5. A process for the separation of urease from jack bean which consists essentially of comminuting the whole jack bean to form a meal, slurrying the meal in water with agitation while maintaining the pH of the aqueous slurry at about pH 7.0 by the addition of an alkali, separating the solid phase from the aqueous phase and dialyzing the aqueous phase through a cellulose membrane against a dilute aqueous phosphate buffer at a pH of about 7.5.

References Cited by the Examiner UNITED STATES PATENTS 2,977,287 3/1961 Bloch et al 16773 2,995,493 8/1961 Douglas et al 167-73 3,011,874 12/ 1961 Deutch 23-4130 X OTHER REFERENCES Fawcett et al.: Journal of Clinical Pathology (1960), vol. 13, pages 156 to 159.

Hanabusa: C.A. 55,2484oh (19 61).

A. LOUIS MONACELL, Primary Examiner.

L. M. SHAPIRO, Assistant Examiner.
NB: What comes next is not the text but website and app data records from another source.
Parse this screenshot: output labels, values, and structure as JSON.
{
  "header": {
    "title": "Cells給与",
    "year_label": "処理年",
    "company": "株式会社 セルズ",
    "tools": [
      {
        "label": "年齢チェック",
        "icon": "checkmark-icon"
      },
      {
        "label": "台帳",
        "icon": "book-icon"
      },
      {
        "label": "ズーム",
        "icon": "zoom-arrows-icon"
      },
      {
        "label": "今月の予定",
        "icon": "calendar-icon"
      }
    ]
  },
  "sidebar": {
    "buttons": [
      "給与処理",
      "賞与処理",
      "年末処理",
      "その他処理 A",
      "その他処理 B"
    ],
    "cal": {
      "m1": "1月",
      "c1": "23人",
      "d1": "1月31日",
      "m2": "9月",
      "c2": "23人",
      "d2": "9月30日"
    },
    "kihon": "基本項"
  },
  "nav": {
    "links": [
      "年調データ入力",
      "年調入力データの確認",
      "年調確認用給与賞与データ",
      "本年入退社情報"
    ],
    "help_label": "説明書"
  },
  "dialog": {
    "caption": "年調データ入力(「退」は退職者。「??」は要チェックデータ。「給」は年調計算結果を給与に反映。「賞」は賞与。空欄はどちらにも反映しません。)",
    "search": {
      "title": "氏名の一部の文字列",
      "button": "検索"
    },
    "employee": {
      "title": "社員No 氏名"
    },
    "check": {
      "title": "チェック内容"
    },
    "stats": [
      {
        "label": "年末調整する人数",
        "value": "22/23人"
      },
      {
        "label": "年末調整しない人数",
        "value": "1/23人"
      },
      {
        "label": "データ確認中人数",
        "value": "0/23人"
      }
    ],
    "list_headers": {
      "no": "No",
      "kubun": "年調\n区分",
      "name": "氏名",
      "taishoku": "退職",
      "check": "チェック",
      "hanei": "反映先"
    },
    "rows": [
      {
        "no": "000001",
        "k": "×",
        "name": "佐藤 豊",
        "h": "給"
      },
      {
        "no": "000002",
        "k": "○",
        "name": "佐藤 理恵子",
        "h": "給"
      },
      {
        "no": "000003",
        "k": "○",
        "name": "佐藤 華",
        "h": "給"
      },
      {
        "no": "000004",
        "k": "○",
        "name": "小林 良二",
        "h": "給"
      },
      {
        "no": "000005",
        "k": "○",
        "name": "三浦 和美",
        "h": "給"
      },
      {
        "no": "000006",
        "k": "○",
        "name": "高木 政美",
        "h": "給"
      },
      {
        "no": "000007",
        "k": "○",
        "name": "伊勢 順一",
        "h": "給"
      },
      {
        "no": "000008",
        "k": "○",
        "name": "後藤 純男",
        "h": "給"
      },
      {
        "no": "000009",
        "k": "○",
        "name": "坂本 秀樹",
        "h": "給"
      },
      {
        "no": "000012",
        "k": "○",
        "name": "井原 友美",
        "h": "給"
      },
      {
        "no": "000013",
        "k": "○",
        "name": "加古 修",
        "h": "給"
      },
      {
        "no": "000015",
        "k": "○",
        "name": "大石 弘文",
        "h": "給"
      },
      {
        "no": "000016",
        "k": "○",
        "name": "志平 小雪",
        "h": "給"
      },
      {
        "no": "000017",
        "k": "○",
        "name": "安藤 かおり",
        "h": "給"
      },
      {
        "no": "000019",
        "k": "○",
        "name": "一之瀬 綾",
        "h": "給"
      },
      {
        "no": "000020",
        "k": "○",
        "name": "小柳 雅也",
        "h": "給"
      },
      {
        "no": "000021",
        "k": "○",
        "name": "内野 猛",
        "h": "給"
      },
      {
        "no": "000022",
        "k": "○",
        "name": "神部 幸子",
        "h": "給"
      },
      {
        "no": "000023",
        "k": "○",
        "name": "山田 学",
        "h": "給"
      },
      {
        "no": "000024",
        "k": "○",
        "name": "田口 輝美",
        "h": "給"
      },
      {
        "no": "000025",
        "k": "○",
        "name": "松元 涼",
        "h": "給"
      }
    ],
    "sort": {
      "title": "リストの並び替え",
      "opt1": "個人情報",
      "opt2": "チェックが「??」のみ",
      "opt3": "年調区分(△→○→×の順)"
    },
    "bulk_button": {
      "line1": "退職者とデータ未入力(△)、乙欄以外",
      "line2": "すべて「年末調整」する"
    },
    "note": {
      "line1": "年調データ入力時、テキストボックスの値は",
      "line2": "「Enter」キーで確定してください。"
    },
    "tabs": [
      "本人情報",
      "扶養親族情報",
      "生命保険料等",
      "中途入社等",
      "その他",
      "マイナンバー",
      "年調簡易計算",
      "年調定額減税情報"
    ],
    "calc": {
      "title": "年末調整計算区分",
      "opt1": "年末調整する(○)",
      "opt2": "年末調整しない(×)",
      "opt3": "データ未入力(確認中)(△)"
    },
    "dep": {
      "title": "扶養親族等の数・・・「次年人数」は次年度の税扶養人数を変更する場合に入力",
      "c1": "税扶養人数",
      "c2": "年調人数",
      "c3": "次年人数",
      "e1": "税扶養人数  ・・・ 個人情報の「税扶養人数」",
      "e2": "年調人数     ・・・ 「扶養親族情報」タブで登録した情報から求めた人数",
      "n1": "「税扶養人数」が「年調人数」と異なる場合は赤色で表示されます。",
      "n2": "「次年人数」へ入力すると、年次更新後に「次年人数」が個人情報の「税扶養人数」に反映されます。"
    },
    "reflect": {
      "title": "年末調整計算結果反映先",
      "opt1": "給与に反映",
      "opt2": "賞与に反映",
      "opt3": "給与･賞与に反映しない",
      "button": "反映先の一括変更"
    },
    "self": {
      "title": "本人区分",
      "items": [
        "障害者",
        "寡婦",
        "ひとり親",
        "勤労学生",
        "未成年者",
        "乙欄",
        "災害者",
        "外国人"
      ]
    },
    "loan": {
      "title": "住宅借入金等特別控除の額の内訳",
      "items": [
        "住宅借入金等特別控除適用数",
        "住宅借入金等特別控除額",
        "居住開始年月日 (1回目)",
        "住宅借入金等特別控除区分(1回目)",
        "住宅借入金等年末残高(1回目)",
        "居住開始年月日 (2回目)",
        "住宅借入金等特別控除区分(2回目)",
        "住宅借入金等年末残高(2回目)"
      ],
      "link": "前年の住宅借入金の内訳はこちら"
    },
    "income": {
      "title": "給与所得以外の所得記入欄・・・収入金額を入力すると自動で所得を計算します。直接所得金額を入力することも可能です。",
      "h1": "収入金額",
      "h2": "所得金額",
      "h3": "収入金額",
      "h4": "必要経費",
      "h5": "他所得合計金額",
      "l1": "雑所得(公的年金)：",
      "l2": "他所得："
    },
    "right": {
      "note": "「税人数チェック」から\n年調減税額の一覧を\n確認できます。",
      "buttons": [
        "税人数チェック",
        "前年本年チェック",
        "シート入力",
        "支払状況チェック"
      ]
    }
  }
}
Patent Citations
Cited PatentFiling datePublication dateApplicantTitle
US2977287 *Nov 25, 1957Mar 28, 1961Ethicon IncEnzyme and method for preparation
US2995493 *Apr 17, 1957Aug 8, 1961Johnson & JohnsonFicus enzyme and hydrophilic carrier composition
US3011874 *Jan 25, 1960Dec 5, 1961Marshall E DeutschIndicator strip and method of testing
Referenced by
Citing PatentFiling datePublication dateApplicantTitle
US3485723 *Oct 22, 1965Dec 23, 1969Du PontEnzymatic determination of nitrogen-containing compounds and enzymes reactive therewith
US4066403 *May 20, 1976Jan 3, 1978Eastman Kodak CompanyMultilayer analytical element
US4066511 *Aug 11, 1975Jan 3, 1978Montagnon Paul A FAnalytic device and method
US4223089 *Apr 30, 1979Sep 16, 1980Boehringer Mannheim GmbhProcess and diagnostic device for the determination of ammonia and of substrates which react with the formation of ammonia
US4248973 *Dec 22, 1978Feb 3, 1981Veb Arzneimittelwerk DresdenCapillary tube indicator for the determination of urea concentrations
US4252903 *Nov 3, 1978Feb 24, 1981Kallies Karl HeinzIndicator-capillary for urea-determination
US4330626 *Mar 19, 1980May 18, 1982The Enzyme Center, Inc.Method of preparing high-activity, low-bacteria, urease enzyme
US5137804 *May 10, 1988Aug 11, 1992E. I. Du Pont De Nemours And CompanyAssay device and immunoassay
US5374524 *Apr 27, 1993Dec 20, 1994E. I. Du Pont De Nemours And CompanySolution sandwich hybridization, capture and detection of amplified nucleic acids
US5391478 *Feb 21, 1992Feb 21, 1995E. I. Du Pont De Nemours And CompanyAssay device and immunoassay
US5593851 *Feb 23, 1995Jan 14, 1997Chek-Med Systems, Inc.Test kid for the rapid detection of helicobacter pylori in gastric biopsy tissue
USRE30267 *May 18, 1978May 6, 1980Eastman Kodak CompanyMultilayer analytical element
U.S. Classification435/228, 435/814, 435/805, 435/12
International ClassificationC12N9/80, C12N9/00
Cooperative ClassificationC12N9/80, B01D71/10, Y10S435/805, Y10S435/814, B01D61/243
European ClassificationC12N9/80, B01D61/24B, B01D71/10